## [TASK TO CARRY OUT]
Please copy out each entry, word for word.

Web page and app entries:
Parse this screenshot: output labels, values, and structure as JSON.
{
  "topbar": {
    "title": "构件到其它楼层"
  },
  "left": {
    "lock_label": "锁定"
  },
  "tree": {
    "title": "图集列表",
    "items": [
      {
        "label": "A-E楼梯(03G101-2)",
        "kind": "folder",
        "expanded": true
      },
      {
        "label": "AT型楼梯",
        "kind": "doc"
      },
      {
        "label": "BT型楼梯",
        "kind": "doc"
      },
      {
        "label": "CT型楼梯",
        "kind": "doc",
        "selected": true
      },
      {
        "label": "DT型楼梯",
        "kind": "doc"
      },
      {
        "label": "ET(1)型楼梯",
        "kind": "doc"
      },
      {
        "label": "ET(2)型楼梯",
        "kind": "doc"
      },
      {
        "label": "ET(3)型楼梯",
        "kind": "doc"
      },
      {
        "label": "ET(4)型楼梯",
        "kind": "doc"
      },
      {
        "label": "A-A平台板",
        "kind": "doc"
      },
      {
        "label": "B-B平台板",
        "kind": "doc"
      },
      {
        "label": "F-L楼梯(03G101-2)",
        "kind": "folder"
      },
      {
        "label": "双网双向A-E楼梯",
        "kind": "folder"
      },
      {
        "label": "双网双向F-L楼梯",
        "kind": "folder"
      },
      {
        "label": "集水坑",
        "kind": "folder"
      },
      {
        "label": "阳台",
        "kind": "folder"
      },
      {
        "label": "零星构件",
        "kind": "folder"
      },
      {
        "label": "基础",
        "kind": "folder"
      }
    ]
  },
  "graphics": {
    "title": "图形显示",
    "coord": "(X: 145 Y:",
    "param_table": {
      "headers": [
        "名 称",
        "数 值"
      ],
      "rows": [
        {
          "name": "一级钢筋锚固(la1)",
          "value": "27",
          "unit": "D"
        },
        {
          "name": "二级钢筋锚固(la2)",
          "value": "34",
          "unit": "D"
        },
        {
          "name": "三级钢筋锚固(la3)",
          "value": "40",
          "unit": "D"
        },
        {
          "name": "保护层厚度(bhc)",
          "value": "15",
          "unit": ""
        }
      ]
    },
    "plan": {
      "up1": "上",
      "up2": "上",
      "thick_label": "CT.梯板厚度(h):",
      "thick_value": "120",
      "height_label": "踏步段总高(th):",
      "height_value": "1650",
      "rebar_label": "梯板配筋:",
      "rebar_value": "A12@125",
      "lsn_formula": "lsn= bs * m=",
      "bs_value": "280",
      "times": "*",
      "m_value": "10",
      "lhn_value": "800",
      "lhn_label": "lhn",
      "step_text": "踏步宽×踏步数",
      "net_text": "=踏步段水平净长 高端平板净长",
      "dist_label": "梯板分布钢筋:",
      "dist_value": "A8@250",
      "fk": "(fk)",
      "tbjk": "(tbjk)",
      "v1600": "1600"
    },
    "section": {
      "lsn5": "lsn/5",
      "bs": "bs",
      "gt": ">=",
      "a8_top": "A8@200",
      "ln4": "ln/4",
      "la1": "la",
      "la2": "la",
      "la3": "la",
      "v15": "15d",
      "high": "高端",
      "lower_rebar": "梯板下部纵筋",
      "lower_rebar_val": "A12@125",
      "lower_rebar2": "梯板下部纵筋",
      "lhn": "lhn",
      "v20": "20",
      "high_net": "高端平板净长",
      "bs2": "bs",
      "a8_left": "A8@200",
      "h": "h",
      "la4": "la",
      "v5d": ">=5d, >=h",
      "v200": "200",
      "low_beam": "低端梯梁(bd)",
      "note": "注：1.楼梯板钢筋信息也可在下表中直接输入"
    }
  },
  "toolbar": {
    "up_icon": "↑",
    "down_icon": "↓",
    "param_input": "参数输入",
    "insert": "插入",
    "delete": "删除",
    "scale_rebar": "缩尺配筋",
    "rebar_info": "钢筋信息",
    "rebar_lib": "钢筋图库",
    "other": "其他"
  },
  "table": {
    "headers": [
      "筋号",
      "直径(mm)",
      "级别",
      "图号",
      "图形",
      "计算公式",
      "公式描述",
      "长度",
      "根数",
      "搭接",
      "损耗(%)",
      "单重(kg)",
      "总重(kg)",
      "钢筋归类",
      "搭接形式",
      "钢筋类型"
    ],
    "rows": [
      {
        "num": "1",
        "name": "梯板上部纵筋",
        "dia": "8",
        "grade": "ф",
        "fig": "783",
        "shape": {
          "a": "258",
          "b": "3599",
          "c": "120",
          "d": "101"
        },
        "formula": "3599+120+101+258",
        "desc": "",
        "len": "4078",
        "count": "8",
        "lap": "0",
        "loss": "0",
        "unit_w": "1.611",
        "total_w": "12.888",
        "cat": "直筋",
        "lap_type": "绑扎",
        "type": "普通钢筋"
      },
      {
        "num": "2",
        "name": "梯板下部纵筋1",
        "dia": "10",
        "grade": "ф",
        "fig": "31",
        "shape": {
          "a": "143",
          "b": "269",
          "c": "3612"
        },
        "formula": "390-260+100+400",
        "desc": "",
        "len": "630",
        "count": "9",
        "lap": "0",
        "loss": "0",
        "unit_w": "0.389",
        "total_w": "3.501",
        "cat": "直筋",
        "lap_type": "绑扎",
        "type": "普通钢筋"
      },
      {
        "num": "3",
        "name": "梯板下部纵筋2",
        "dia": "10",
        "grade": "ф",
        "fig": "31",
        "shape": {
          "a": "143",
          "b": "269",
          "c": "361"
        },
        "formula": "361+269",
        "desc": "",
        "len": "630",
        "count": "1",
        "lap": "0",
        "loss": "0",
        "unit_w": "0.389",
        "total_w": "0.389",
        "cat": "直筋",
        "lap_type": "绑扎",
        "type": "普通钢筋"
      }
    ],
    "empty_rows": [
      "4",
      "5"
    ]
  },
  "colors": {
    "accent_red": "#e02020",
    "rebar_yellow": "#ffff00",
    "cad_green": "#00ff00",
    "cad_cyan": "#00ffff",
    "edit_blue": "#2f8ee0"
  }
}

## [ANSWER BOX]
Parse this screenshot: output labels, values, and structure as JSON.
{
  "topbar": {
    "title": "构件到其它楼层"
  },
  "left": {
    "lock_label": "锁定"
  },
  "tree": {
    "title": "图集列表",
    "items": [
      {
        "label": "A-E楼梯(03G101-2)",
        "kind": "folder",
        "expanded": true
      },
      {
        "label": "AT型楼梯",
        "kind": "doc"
      },
      {
        "label": "BT型楼梯",
        "kind": "doc"
      },
      {
        "label": "CT型楼梯",
        "kind": "doc",
        "selected": true
      },
      {
        "label": "DT型楼梯",
        "kind": "doc"
      },
      {
        "label": "ET(1)型楼梯",
        "kind": "doc"
      },
      {
        "label": "ET(2)型楼梯",
        "kind": "doc"
      },
      {
        "label": "ET(3)型楼梯",
        "kind": "doc"
      },
      {
        "label": "ET(4)型楼梯",
        "kind": "doc"
      },
      {
        "label": "A-A平台板",
        "kind": "doc"
      },
      {
        "label": "B-B平台板",
        "kind": "doc"
      },
      {
        "label": "F-L楼梯(03G101-2)",
        "kind": "folder"
      },
      {
        "label": "双网双向A-E楼梯",
        "kind": "folder"
      },
      {
        "label": "双网双向F-L楼梯",
        "kind": "folder"
      },
      {
        "label": "集水坑",
        "kind": "folder"
      },
      {
        "label": "阳台",
        "kind": "folder"
      },
      {
        "label": "零星构件",
        "kind": "folder"
      },
      {
        "label": "基础",
        "kind": "folder"
      }
    ]
  },
  "graphics": {
    "title": "图形显示",
    "coord": "(X: 145 Y:",
    "param_table": {
      "headers": [
        "名 称",
        "数 值"
      ],
      "rows": [
        {
          "name": "一级钢筋锚固(la1)",
          "value": "27",
          "unit": "D"
        },
        {
          "name": "二级钢筋锚固(la2)",
          "value": "34",
          "unit": "D"
        },
        {
          "name": "三级钢筋锚固(la3)",
          "value": "40",
          "unit": "D"
        },
        {
          "name": "保护层厚度(bhc)",
          "value": "15",
          "unit": ""
        }
      ]
    },
    "plan": {
      "up1": "上",
      "up2": "上",
      "thick_label": "CT.梯板厚度(h):",
      "thick_value": "120",
      "height_label": "踏步段总高(th):",
      "height_value": "1650",
      "rebar_label": "梯板配筋:",
      "rebar_value": "A12@125",
      "lsn_formula": "lsn= bs * m=",
      "bs_value": "280",
      "times": "*",
      "m_value": "10",
      "lhn_value": "800",
      "lhn_label": "lhn",
      "step_text": "踏步宽×踏步数",
      "net_text": "=踏步段水平净长 高端平板净长",
      "dist_label": "梯板分布钢筋:",
      "dist_value": "A8@250",
      "fk": "(fk)",
      "tbjk": "(tbjk)",
      "v1600": "1600"
    },
    "section": {
      "lsn5": "lsn/5",
      "bs": "bs",
      "gt": ">=",
      "a8_top": "A8@200",
      "ln4": "ln/4",
      "la1": "la",
      "la2": "la",
      "la3": "la",
      "v15": "15d",
      "high": "高端",
      "lower_rebar": "梯板下部纵筋",
      "lower_rebar_val": "A12@125",
      "lower_rebar2": "梯板下部纵筋",
      "lhn": "lhn",
      "v20": "20",
      "high_net": "高端平板净长",
      "bs2": "bs",
      "a8_left": "A8@200",
      "h": "h",
      "la4": "la",
      "v5d": ">=5d, >=h",
      "v200": "200",
      "low_beam": "低端梯梁(bd)",
      "note": "注：1.楼梯板钢筋信息也可在下表中直接输入"
    }
  },
  "toolbar": {
    "up_icon": "↑",
    "down_icon": "↓",
    "param_input": "参数输入",
    "insert": "插入",
    "delete": "删除",
    "scale_rebar": "缩尺配筋",
    "rebar_info": "钢筋信息",
    "rebar_lib": "钢筋图库",
    "other": "其他"
  },
  "table": {
    "headers": [
      "筋号",
      "直径(mm)",
      "级别",
      "图号",
      "图形",
      "计算公式",
      "公式描述",
      "长度",
      "根数",
      "搭接",
      "损耗(%)",
      "单重(kg)",
      "总重(kg)",
      "钢筋归类",
      "搭接形式",
      "钢筋类型"
    ],
    "rows": [
      {
        "num": "1",
        "name": "梯板上部纵筋",
        "dia": "8",
        "grade": "ф",
        "fig": "783",
        "shape": {
          "a": "258",
          "b": "3599",
          "c": "120",
          "d": "101"
        },
        "formula": "3599+120+101+258",
        "desc": "",
        "len": "4078",
        "count": "8",
        "lap": "0",
        "loss": "0",
        "unit_w": "1.611",
        "total_w": "12.888",
        "cat": "直筋",
        "lap_type": "绑扎",
        "type": "普通钢筋"
      },
      {
        "num": "2",
        "name": "梯板下部纵筋1",
        "dia": "10",
        "grade": "ф",
        "fig": "31",
        "shape": {
          "a": "143",
          "b": "269",
          "c": "3612"
        },
        "formula": "390-260+100+400",
        "desc": "",
        "len": "630",
        "count": "9",
        "lap": "0",
        "loss": "0",
        "unit_w": "0.389",
        "total_w": "3.501",
        "cat": "直筋",
        "lap_type": "绑扎",
        "type": "普通钢筋"
      },
      {
        "num": "3",
        "name": "梯板下部纵筋2",
        "dia": "10",
        "grade": "ф",
        "fig": "31",
        "shape": {
          "a": "143",
          "b": "269",
          "c": "361"
        },
        "formula": "361+269",
        "desc": "",
        "len": "630",
        "count": "1",
        "lap": "0",
        "loss": "0",
        "unit_w": "0.389",
        "total_w": "0.389",
        "cat": "直筋",
        "lap_type": "绑扎",
        "type": "普通钢筋"
      }
    ],
    "empty_rows": [
      "4",
      "5"
    ]
  },
  "colors": {
    "accent_red": "#e02020",
    "rebar_yellow": "#ffff00",
    "cad_green": "#00ff00",
    "cad_cyan": "#00ffff",
    "edit_blue": "#2f8ee0"
  }
}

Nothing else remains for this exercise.